─── Data for analysis

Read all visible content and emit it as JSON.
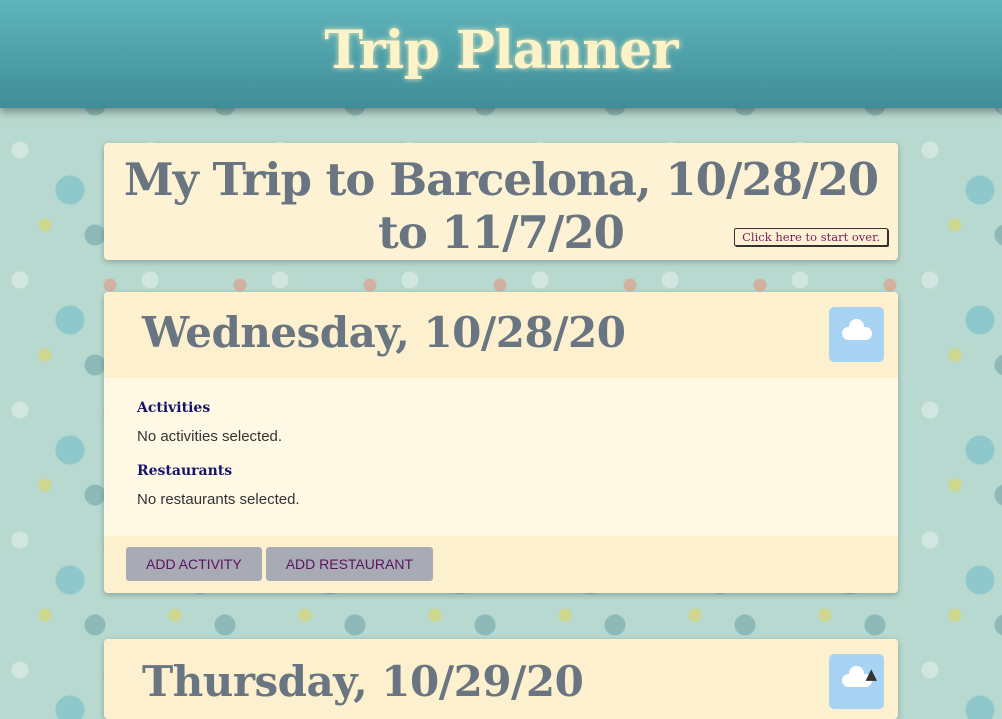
{
  "header": {
    "title": "Trip Planner"
  },
  "trip": {
    "title": "My Trip to Barcelona, 10/28/20 to 11/7/20",
    "restart_label": "Click here to start over."
  },
  "days": [
    {
      "title": "Wednesday, 10/28/20",
      "weather_icon": "cloud-icon",
      "activities_heading": "Activities",
      "activities_text": "No activities selected.",
      "restaurants_heading": "Restaurants",
      "restaurants_text": "No restaurants selected.",
      "add_activity_label": "ADD ACTIVITY",
      "add_restaurant_label": "ADD RESTAURANT"
    },
    {
      "title": "Thursday, 10/29/20",
      "weather_icon": "cloud-night-icon"
    }
  ],
  "colors": {
    "header": "#4aa0a8",
    "title_text": "#fdf3c8",
    "card": "#fdf3d4",
    "day_title": "#6a7582",
    "button": "#a8aab4",
    "button_text": "#5c1362",
    "section_heading": "#14166b"
  }
}
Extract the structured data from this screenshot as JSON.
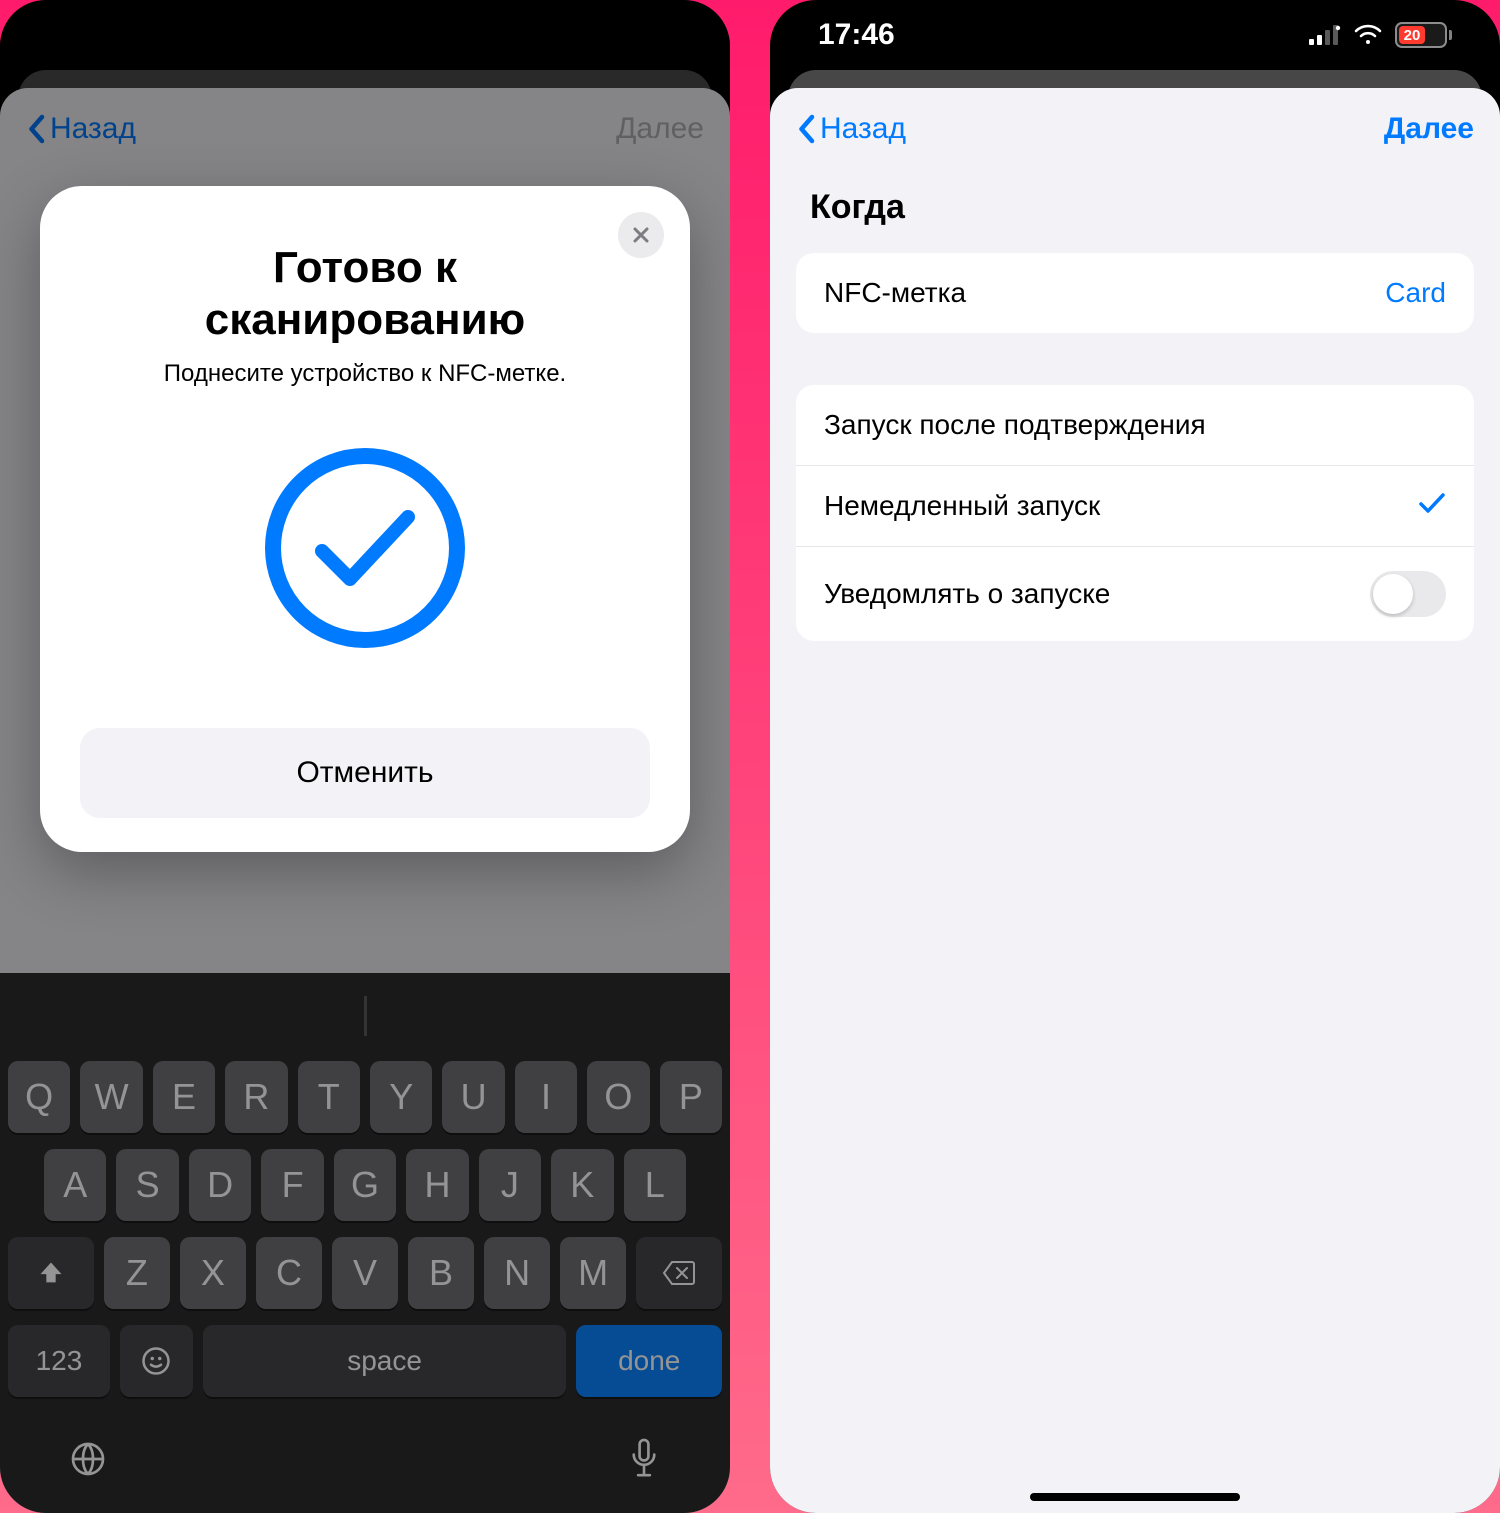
{
  "status": {
    "time": "17:46",
    "battery_pct": "20"
  },
  "nav": {
    "back": "Назад",
    "next": "Далее"
  },
  "modal": {
    "title_line1": "Готово к",
    "title_line2": "сканированию",
    "subtitle": "Поднесите устройство к NFC-метке.",
    "cancel": "Отменить"
  },
  "keyboard": {
    "row1": [
      "Q",
      "W",
      "E",
      "R",
      "T",
      "Y",
      "U",
      "I",
      "O",
      "P"
    ],
    "row2": [
      "A",
      "S",
      "D",
      "F",
      "G",
      "H",
      "J",
      "K",
      "L"
    ],
    "row3": [
      "Z",
      "X",
      "C",
      "V",
      "B",
      "N",
      "M"
    ],
    "numKey": "123",
    "space": "space",
    "done": "done"
  },
  "right": {
    "section_title": "Когда",
    "nfc_label": "NFC-метка",
    "nfc_value": "Card",
    "opt_confirm": "Запуск после подтверждения",
    "opt_immediate": "Немедленный запуск",
    "opt_notify": "Уведомлять о запуске"
  }
}
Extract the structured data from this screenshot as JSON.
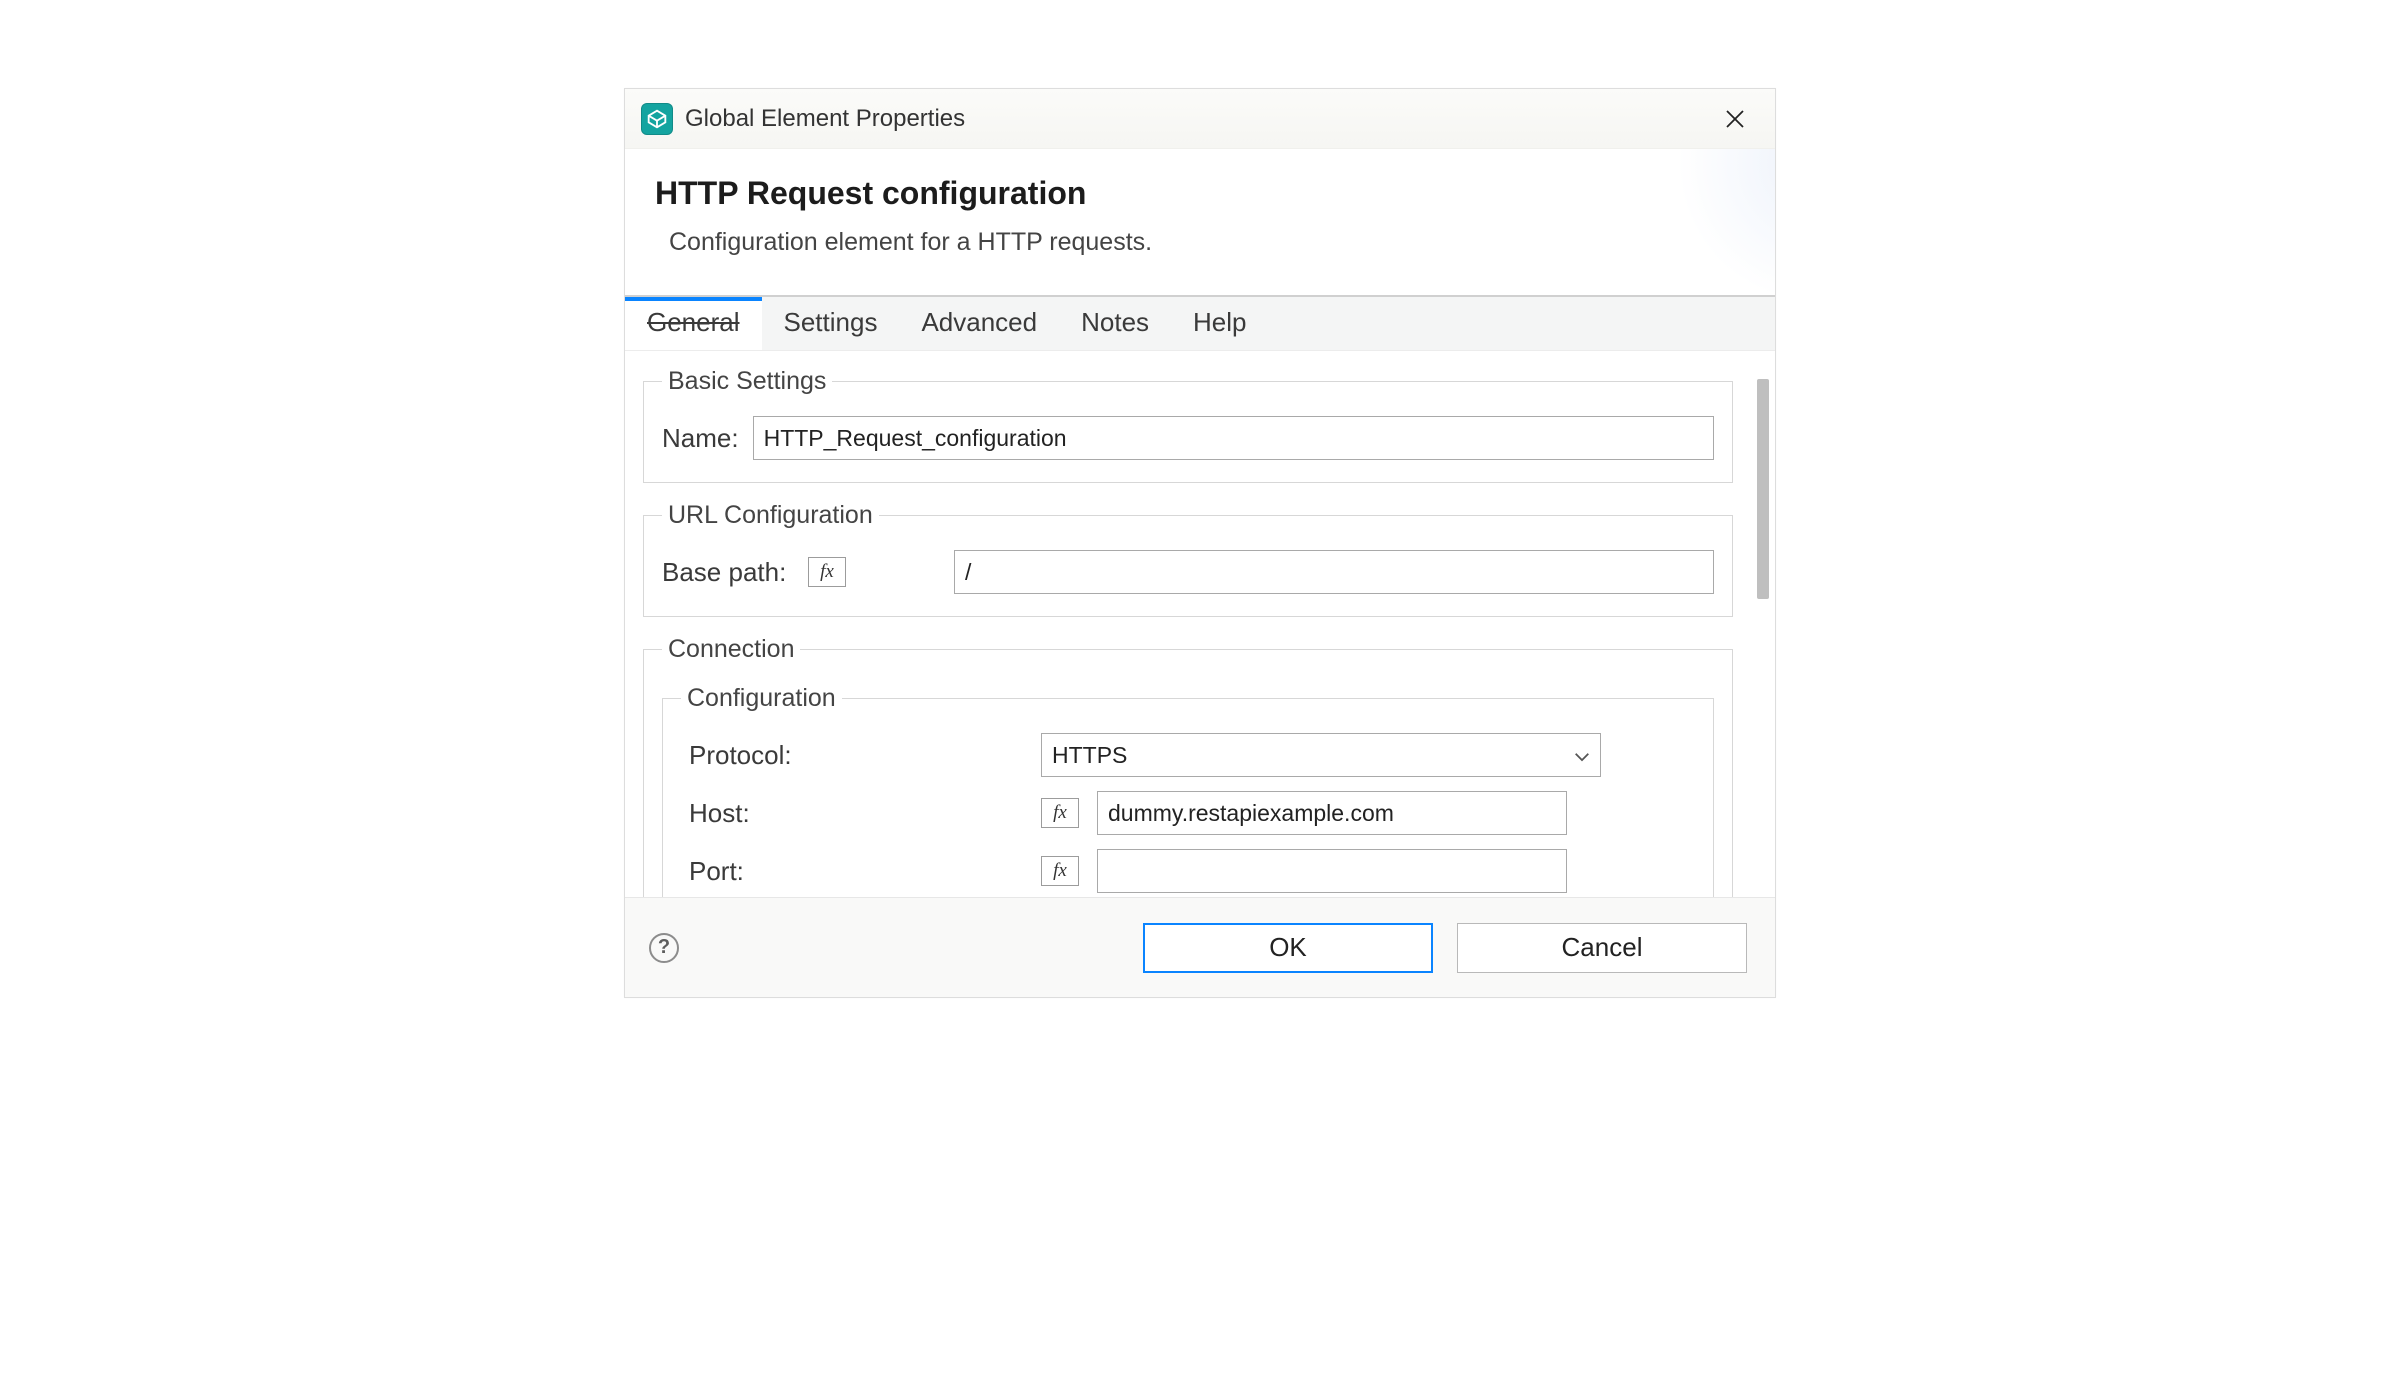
{
  "titlebar": {
    "title": "Global Element Properties"
  },
  "header": {
    "heading": "HTTP Request configuration",
    "subheading": "Configuration element for a HTTP requests."
  },
  "tabs": {
    "items": [
      "General",
      "Settings",
      "Advanced",
      "Notes",
      "Help"
    ],
    "active_index": 0
  },
  "basic": {
    "legend": "Basic Settings",
    "name_label": "Name:",
    "name_value": "HTTP_Request_configuration"
  },
  "url": {
    "legend": "URL Configuration",
    "basepath_label": "Base path:",
    "basepath_value": "/"
  },
  "connection": {
    "legend": "Connection",
    "config_legend": "Configuration",
    "protocol_label": "Protocol:",
    "protocol_value": "HTTPS",
    "host_label": "Host:",
    "host_value": "dummy.restapiexample.com",
    "port_label": "Port:",
    "port_value": ""
  },
  "footer": {
    "ok": "OK",
    "cancel": "Cancel"
  },
  "fx_label": "fx"
}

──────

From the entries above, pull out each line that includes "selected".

      "activities_text": "No activities selected.",
      "restaurants_text": "No restaurants selected.",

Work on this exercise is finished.